Baldwin’s previous book tour ended in 2008 and this will be Baldwin’s first address to a bar association. The event organizer is well-aware that the star’s presence at a legal function may raise some eyebrows. Baldwin, however, reportedly hopes to challenge family law lawyers to change the system for the better, in line with the Institute’s theme of “Say You Want a Revolution.”
In his book, Baldwin writes that he felt his concerns as a father were not addressed during his very public custody battle. He has said that family law court is cold and that “No one can hear your cries and complaints, and it is not over until they say it is over.” According to Baldwin’s previous statements, this frustration mounted until he finally snapped and left a nasty voicemail for his then 11-year-old daughter, which later came under fire by the media.

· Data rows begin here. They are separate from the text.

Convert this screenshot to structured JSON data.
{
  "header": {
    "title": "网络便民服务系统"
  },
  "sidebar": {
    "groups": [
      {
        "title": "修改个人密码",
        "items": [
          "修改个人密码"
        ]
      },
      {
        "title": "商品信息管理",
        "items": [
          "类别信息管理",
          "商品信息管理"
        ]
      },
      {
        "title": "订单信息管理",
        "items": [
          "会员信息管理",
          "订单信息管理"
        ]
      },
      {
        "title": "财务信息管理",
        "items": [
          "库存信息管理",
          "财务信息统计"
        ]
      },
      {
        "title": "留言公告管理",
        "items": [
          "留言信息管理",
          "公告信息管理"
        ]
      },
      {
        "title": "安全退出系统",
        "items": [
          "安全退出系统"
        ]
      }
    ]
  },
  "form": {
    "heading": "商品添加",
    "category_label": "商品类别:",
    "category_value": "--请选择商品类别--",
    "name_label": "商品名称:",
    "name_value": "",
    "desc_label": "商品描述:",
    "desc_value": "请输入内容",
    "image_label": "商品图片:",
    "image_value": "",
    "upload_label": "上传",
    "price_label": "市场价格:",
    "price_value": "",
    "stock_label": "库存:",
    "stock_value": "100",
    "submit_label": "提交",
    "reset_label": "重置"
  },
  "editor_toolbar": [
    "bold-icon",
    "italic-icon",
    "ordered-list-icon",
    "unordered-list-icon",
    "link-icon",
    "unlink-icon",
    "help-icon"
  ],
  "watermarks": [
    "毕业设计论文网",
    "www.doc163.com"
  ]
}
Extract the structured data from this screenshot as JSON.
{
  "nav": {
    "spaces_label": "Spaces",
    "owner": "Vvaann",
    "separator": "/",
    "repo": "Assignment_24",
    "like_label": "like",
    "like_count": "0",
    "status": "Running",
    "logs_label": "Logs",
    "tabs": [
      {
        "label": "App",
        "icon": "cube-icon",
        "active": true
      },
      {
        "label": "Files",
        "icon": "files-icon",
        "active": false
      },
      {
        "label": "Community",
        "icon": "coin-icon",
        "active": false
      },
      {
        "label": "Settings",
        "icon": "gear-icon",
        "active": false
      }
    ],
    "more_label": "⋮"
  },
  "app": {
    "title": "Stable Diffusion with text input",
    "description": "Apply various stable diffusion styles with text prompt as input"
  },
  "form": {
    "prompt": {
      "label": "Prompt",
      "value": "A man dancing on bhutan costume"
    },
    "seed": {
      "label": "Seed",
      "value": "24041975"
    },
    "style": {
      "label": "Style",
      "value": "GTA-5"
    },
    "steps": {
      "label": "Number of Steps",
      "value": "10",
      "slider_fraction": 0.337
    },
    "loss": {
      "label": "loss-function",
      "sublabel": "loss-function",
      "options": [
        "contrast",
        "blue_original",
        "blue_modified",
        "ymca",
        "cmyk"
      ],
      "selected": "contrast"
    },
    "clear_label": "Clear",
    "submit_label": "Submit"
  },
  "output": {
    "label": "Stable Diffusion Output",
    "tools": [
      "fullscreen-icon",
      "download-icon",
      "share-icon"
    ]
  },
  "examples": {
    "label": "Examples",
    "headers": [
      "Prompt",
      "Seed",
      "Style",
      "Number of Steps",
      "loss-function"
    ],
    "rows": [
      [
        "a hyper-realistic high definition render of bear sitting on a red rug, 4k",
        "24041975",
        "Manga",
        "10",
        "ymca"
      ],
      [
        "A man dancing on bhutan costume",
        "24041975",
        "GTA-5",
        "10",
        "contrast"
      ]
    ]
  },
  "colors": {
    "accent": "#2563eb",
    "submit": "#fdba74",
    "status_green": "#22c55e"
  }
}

Despite Baldwin’s at times negative outlook on the family law system, he has been eager to work with the Family Law Section of the Colorado Bar Association. Baldwin personally called the event organizer while he was on the set of his television show to ensure he was able to attend the Institute.
Baldwin’s involvement was a conscious attempt by the event organizer to lend a celebrity voice to the typical, nitty-gritty aspects of family law litigation, such as personal attacks on the opposing party. Baldwin’s message is expected to be more than just a complaint about the family law system, but to also give personal suggestions and commentary on where it can improve.
Source: The Docket, “A Seat at the Bar: Alec Baldwin Kicks Off Family Law Institute,” Sara Crocker, July 2011